● **Task objective**
Below are some records; give them all again exactly, but not the pictures.
*** Begin section ***
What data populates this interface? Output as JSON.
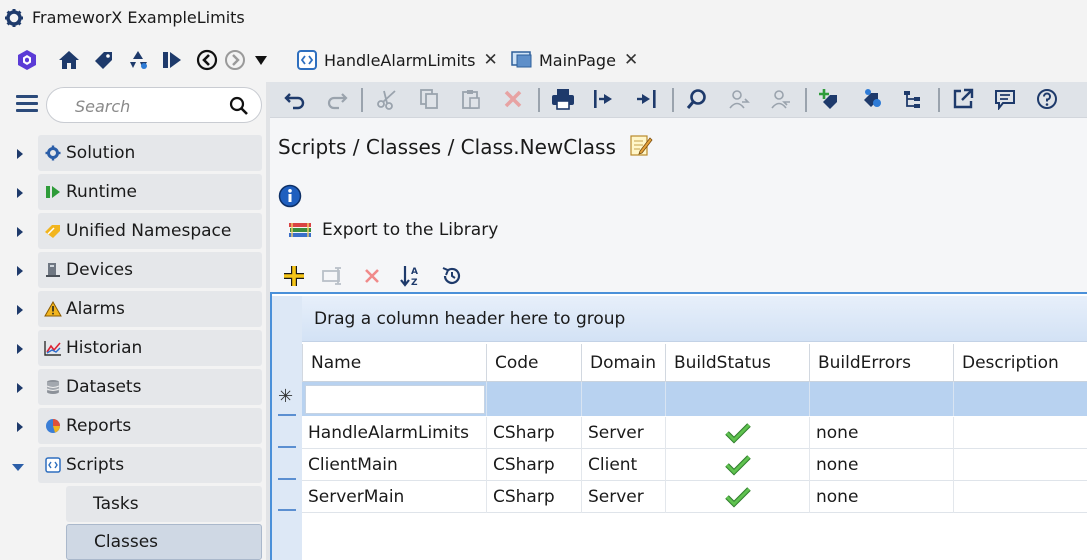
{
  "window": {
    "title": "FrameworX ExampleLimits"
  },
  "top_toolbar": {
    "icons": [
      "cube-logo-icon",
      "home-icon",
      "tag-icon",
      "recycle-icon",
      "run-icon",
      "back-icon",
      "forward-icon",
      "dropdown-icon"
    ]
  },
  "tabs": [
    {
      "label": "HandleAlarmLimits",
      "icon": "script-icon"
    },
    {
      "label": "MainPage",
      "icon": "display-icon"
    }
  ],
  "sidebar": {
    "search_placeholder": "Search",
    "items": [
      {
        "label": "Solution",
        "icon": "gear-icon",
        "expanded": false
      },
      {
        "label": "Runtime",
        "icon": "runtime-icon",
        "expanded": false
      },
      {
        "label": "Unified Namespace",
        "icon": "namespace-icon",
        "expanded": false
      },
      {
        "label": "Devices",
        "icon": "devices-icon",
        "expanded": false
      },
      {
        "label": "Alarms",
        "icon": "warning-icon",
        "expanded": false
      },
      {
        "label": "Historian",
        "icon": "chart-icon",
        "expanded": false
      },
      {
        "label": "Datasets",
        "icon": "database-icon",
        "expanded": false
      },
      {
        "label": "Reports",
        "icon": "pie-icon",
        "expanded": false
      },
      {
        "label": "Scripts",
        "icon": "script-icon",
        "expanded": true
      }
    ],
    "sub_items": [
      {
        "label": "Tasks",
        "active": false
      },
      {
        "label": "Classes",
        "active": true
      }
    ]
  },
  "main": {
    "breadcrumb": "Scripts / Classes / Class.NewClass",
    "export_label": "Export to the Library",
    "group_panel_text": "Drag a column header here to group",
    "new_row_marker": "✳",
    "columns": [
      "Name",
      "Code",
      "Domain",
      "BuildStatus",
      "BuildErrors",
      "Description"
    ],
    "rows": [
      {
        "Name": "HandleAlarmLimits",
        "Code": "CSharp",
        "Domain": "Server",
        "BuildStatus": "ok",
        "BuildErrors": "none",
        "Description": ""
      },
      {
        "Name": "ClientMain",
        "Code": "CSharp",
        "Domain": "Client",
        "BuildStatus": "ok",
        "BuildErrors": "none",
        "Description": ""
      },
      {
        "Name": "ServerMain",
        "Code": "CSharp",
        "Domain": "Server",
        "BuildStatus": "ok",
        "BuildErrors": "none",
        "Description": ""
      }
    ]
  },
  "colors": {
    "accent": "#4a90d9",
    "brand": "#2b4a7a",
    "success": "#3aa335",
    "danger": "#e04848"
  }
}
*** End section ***
● **Answer section**
What data populates this interface? Output as JSON.
{
  "window": {
    "title": "FrameworX ExampleLimits"
  },
  "top_toolbar": {
    "icons": [
      "cube-logo-icon",
      "home-icon",
      "tag-icon",
      "recycle-icon",
      "run-icon",
      "back-icon",
      "forward-icon",
      "dropdown-icon"
    ]
  },
  "tabs": [
    {
      "label": "HandleAlarmLimits",
      "icon": "script-icon"
    },
    {
      "label": "MainPage",
      "icon": "display-icon"
    }
  ],
  "sidebar": {
    "search_placeholder": "Search",
    "items": [
      {
        "label": "Solution",
        "icon": "gear-icon",
        "expanded": false
      },
      {
        "label": "Runtime",
        "icon": "runtime-icon",
        "expanded": false
      },
      {
        "label": "Unified Namespace",
        "icon": "namespace-icon",
        "expanded": false
      },
      {
        "label": "Devices",
        "icon": "devices-icon",
        "expanded": false
      },
      {
        "label": "Alarms",
        "icon": "warning-icon",
        "expanded": false
      },
      {
        "label": "Historian",
        "icon": "chart-icon",
        "expanded": false
      },
      {
        "label": "Datasets",
        "icon": "database-icon",
        "expanded": false
      },
      {
        "label": "Reports",
        "icon": "pie-icon",
        "expanded": false
      },
      {
        "label": "Scripts",
        "icon": "script-icon",
        "expanded": true
      }
    ],
    "sub_items": [
      {
        "label": "Tasks",
        "active": false
      },
      {
        "label": "Classes",
        "active": true
      }
    ]
  },
  "main": {
    "breadcrumb": "Scripts / Classes / Class.NewClass",
    "export_label": "Export to the Library",
    "group_panel_text": "Drag a column header here to group",
    "new_row_marker": "✳",
    "columns": [
      "Name",
      "Code",
      "Domain",
      "BuildStatus",
      "BuildErrors",
      "Description"
    ],
    "rows": [
      {
        "Name": "HandleAlarmLimits",
        "Code": "CSharp",
        "Domain": "Server",
        "BuildStatus": "ok",
        "BuildErrors": "none",
        "Description": ""
      },
      {
        "Name": "ClientMain",
        "Code": "CSharp",
        "Domain": "Client",
        "BuildStatus": "ok",
        "BuildErrors": "none",
        "Description": ""
      },
      {
        "Name": "ServerMain",
        "Code": "CSharp",
        "Domain": "Server",
        "BuildStatus": "ok",
        "BuildErrors": "none",
        "Description": ""
      }
    ]
  },
  "colors": {
    "accent": "#4a90d9",
    "brand": "#2b4a7a",
    "success": "#3aa335",
    "danger": "#e04848"
  }
}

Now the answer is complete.